Your task. Would you give the number of lines in the entries that contain the word "title"? Nothing else is needed.

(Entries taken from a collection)
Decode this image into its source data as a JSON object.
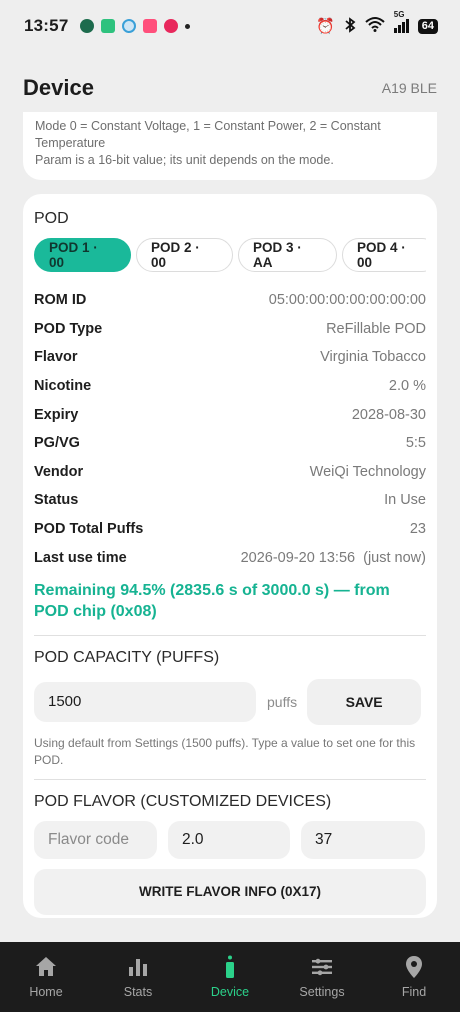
{
  "status": {
    "time": "13:57",
    "battery": "64",
    "network": "5G"
  },
  "header": {
    "title": "Device",
    "model": "A19 BLE"
  },
  "mode_note": {
    "line1": "Mode 0 = Constant Voltage, 1 = Constant Power, 2 = Constant",
    "line2": "Temperature",
    "line3": "Param is a 16-bit value; its unit depends on the mode."
  },
  "pod": {
    "section_label": "POD",
    "tabs": [
      {
        "label": "POD 1 · 00",
        "active": true
      },
      {
        "label": "POD 2 · 00",
        "active": false
      },
      {
        "label": "POD 3 · AA",
        "active": false
      },
      {
        "label": "POD 4 · 00",
        "active": false
      }
    ],
    "info": [
      {
        "key": "ROM ID",
        "value": "05:00:00:00:00:00:00:00"
      },
      {
        "key": "POD Type",
        "value": "ReFillable POD"
      },
      {
        "key": "Flavor",
        "value": "Virginia Tobacco"
      },
      {
        "key": "Nicotine",
        "value": "2.0 %"
      },
      {
        "key": "Expiry",
        "value": "2028-08-30"
      },
      {
        "key": "PG/VG",
        "value": "5:5"
      },
      {
        "key": "Vendor",
        "value": "WeiQi Technology"
      },
      {
        "key": "Status",
        "value": "In Use"
      },
      {
        "key": "POD Total Puffs",
        "value": "23"
      },
      {
        "key": "Last use time",
        "value": "2026-09-20 13:56  (just now)"
      }
    ],
    "remaining_text": "Remaining 94.5% (2835.6 s of 3000.0 s) — from POD chip (0x08)"
  },
  "capacity": {
    "title": "POD CAPACITY (PUFFS)",
    "value": "1500",
    "unit": "puffs",
    "save_label": "SAVE",
    "help": "Using default from Settings (1500 puffs). Type a value to set one for this POD."
  },
  "flavor": {
    "title": "POD FLAVOR (CUSTOMIZED DEVICES)",
    "code_placeholder": "Flavor code",
    "field2": "2.0",
    "field3": "37",
    "write_label": "WRITE FLAVOR INFO (0X17)"
  },
  "nav": [
    {
      "label": "Home",
      "icon": "home-icon",
      "active": false
    },
    {
      "label": "Stats",
      "icon": "stats-icon",
      "active": false
    },
    {
      "label": "Device",
      "icon": "device-icon",
      "active": true
    },
    {
      "label": "Settings",
      "icon": "settings-icon",
      "active": false
    },
    {
      "label": "Find",
      "icon": "location-pin-icon",
      "active": false
    }
  ],
  "colors": {
    "accent": "#1ab99a",
    "nav_active": "#2bd18a",
    "nav_bg": "#1c1c1c"
  }
}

Finished task. 3